Fans of the first season of “American Gods” will instantly notice a change of tone. Although Neil Gaiman remains part of the showrunner team, including doing writing on the scripts, Jesse Alexander is doing away with much of the Bryan Fuller effect. If Fuller was known for his surreal flights of fancy, allowing scenes to evolve and flow in dreamlike arias, Alexander is more interested in accelerating the pace. The first three episodes of the season become more of a conventional action/adventure series about good guys versus bad. But much of the show’s unique visual texture is kept intact, along with space for a bit of philosophizing. The opening scenes of the premiere follow Shadow Moon’s car through a miniature map, and the House on the Rock is designed like a gothic, mad circus environment worthy of Alejandro Jodorowsky. When Mr. Wednesday and his comrades get on the carousel and spin into a cosmic trip, the visuals become truly hallucinatory. Some moments, such as a conversation between Mr. Wednesday and Zorya, are filmed with a beautiful elegance in the production design. It would be too jarring to abandon the palettes Fuller designed for the show, which is itself based on a book that reads like a mad vision. Peak TV shows like this one, “Westworld” and “Legion,” have a way of overcoming their narrative weaknesses with visuals that shame even what we get these days at the movies.

The plotting itself becomes less of a maze. Visually trippy moments like a journey into Wednesday’s memories, set in a Viking locale, are simply used to advance the plot. Wednesday, now one-eyed Odin, laments to other gods present from Africa and Asia that Americans are abandoning them, casting them aside for the new, glitzier gods based on modern-day passions. We then move into a diner where deities can even be waitresses. If Fuller would have turned this into a long, meandering detour (like the chess game in season one), here it leads to an action scene where a sniper sent by Mr. World takes out someone from Wednesday’s team while Shadow Moon gets zapped up by some bright light. Now the gods are becoming more like something out of Marvel, with a new team member, Mama-ji (Sakina Jaffrey) telling Wednesday she’s ready now to cut off heads and set the world aflame, if she can swap shifts at the diner. Czernobog (Peter Stormare) has a great moment where he vows his hammer will split mountains, and he tells Wednesday America basically stinks.

Much of the sexual charge of the first season is also abandoned to focus on more conventional character development. Bilquis still makes allusions to silken beds for making love once in a while, Wednesday bugs Shadow Moon about pining for a walking dead wife and it’s obvious Mad Sweeney still has a thing for Laura. But what matters now is Mr. World’s plans and also Shadow Moon’s background. The second episode goes into a long flashback about Shadow Moon’s childhood as a mixed kid who was raised in France, then moves to America where he is bullied by urban bullies.

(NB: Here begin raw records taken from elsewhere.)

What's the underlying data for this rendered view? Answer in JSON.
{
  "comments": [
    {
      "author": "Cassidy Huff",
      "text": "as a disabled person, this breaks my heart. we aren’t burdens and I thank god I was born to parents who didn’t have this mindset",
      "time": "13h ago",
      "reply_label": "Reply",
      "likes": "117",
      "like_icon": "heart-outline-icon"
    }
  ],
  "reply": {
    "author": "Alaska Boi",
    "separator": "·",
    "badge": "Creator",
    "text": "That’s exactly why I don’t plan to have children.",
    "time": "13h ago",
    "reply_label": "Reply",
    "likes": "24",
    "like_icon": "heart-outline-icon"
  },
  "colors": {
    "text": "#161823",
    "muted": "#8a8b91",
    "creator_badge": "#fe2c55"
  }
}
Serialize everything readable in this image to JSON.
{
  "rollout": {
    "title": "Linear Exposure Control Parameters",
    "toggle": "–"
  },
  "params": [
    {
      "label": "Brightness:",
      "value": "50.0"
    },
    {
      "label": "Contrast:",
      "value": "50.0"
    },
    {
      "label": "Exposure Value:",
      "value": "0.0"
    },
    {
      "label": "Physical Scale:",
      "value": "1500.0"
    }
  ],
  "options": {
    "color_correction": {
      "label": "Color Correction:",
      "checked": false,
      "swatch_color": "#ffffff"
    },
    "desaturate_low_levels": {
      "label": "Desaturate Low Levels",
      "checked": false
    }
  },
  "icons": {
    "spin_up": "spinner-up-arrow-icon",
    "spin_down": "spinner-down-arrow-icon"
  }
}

This is interesting material but for now unnecessary, it adds little to the overall panorama of gods at war. Jinn’s relationship with Salim (Omid Abtahi) is also reduced to a sidekick arrangement, with Salim nagging Jinn about helping him in this current battle and Jinn being reluctant. It’s quite a change from the highly erotic moments of last season.

Despite the tone changes, “American Gods” still proves to be a visually stimulating fable. There is also Ian McShane with his eternally enigmatic presence. What felt like an engaging arthouse experiment the first time around now becomes a classic clash of super beings. How it turns out remains to be seen, but for now it still manages to keep the faith alive.

American Gods” season two premieres March 10 and airs Sundays at 8 p.m. ET on Starz.